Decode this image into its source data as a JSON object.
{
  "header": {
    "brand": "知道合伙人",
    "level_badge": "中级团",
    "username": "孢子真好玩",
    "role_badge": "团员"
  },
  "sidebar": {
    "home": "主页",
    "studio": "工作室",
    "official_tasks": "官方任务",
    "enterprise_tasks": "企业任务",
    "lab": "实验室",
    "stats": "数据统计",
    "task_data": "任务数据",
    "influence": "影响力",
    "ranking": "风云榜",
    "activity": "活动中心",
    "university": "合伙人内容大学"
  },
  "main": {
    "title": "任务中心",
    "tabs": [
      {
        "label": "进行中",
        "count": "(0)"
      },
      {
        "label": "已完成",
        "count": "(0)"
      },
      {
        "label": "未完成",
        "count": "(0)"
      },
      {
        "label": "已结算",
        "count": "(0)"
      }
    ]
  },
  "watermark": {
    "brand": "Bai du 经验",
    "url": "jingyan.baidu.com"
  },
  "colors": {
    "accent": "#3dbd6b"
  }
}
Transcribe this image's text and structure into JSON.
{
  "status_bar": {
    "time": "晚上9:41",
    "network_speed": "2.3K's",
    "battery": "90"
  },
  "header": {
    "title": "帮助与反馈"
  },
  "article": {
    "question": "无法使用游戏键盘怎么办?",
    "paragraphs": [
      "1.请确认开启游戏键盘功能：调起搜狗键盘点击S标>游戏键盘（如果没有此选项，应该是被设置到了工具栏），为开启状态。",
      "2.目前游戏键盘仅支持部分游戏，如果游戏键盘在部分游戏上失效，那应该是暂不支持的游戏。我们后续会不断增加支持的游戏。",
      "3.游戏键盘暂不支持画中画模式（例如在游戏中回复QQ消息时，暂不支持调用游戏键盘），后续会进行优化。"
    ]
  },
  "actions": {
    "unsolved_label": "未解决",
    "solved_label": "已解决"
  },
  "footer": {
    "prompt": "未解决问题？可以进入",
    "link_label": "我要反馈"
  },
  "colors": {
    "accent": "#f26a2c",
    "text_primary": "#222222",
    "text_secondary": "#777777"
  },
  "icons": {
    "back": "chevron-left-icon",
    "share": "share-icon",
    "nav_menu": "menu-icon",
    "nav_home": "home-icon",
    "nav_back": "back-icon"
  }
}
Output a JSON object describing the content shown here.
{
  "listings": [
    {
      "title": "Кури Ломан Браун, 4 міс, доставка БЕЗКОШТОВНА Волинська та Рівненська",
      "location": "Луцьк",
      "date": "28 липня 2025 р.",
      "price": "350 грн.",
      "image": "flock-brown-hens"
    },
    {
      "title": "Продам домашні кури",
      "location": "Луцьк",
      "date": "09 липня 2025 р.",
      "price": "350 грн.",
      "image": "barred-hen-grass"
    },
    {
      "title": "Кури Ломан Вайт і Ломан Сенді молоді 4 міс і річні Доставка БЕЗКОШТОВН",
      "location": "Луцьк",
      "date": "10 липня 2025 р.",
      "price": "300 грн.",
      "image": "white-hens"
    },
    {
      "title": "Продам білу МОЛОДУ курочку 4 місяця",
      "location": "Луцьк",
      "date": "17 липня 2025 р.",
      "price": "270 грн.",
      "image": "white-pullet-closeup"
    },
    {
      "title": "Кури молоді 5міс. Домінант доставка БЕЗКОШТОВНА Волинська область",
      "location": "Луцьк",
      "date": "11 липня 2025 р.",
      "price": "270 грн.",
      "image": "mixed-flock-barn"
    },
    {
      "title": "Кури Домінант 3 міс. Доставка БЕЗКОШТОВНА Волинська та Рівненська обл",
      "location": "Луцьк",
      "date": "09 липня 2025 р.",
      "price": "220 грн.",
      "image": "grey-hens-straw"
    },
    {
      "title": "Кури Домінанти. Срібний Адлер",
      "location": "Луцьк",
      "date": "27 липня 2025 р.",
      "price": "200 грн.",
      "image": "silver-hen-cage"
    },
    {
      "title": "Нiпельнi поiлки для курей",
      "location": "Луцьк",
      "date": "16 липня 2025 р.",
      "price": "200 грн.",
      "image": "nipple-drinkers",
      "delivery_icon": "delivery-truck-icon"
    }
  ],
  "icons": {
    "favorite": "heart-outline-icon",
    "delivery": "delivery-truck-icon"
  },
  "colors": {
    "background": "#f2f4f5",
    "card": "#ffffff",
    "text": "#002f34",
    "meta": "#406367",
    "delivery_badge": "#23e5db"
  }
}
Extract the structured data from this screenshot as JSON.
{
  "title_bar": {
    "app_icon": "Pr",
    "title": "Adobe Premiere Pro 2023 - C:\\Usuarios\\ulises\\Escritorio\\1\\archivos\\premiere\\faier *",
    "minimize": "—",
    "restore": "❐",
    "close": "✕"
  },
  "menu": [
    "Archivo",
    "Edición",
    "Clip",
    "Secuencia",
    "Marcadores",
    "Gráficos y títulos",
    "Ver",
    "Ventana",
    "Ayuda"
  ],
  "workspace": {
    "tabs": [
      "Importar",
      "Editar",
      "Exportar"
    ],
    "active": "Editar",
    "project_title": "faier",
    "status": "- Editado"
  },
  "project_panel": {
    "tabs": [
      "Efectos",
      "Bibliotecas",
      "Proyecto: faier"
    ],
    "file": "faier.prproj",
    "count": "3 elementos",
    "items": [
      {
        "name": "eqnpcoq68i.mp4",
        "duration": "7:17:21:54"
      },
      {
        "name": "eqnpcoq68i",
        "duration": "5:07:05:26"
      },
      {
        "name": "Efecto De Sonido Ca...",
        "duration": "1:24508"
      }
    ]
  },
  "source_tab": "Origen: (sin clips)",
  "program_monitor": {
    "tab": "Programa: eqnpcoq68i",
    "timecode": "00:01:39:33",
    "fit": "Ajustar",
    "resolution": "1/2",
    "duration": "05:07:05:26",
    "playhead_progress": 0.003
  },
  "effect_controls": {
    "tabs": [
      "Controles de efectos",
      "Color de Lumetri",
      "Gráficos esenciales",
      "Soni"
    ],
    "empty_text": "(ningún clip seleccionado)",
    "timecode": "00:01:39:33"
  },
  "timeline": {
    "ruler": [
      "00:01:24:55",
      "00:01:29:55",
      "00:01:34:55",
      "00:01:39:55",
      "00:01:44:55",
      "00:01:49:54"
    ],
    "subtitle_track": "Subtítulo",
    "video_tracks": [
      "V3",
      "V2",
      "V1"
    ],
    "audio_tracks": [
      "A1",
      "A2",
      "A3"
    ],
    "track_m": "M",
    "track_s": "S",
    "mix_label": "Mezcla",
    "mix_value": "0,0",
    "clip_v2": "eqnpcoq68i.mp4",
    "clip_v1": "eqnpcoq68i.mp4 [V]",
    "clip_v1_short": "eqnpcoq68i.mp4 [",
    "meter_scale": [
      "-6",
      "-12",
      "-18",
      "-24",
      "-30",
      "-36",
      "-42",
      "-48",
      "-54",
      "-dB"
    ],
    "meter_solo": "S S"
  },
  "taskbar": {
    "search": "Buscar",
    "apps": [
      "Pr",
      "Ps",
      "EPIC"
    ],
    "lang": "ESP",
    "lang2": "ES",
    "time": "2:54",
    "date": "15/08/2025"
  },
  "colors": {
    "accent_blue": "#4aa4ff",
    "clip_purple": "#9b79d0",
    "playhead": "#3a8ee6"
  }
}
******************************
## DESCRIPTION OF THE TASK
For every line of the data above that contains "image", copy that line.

## ANSWER BELOW
Decode this image into its source data as a JSON object.
Transcribe this image's text and structure into JSON.
      "image": "flock-brown-hens"
      "image": "barred-hen-grass"
      "image": "white-hens"
      "image": "white-pullet-closeup"
      "image": "mixed-flock-barn"
      "image": "grey-hens-straw"
      "image": "silver-hen-cage"
      "image": "nipple-drinkers",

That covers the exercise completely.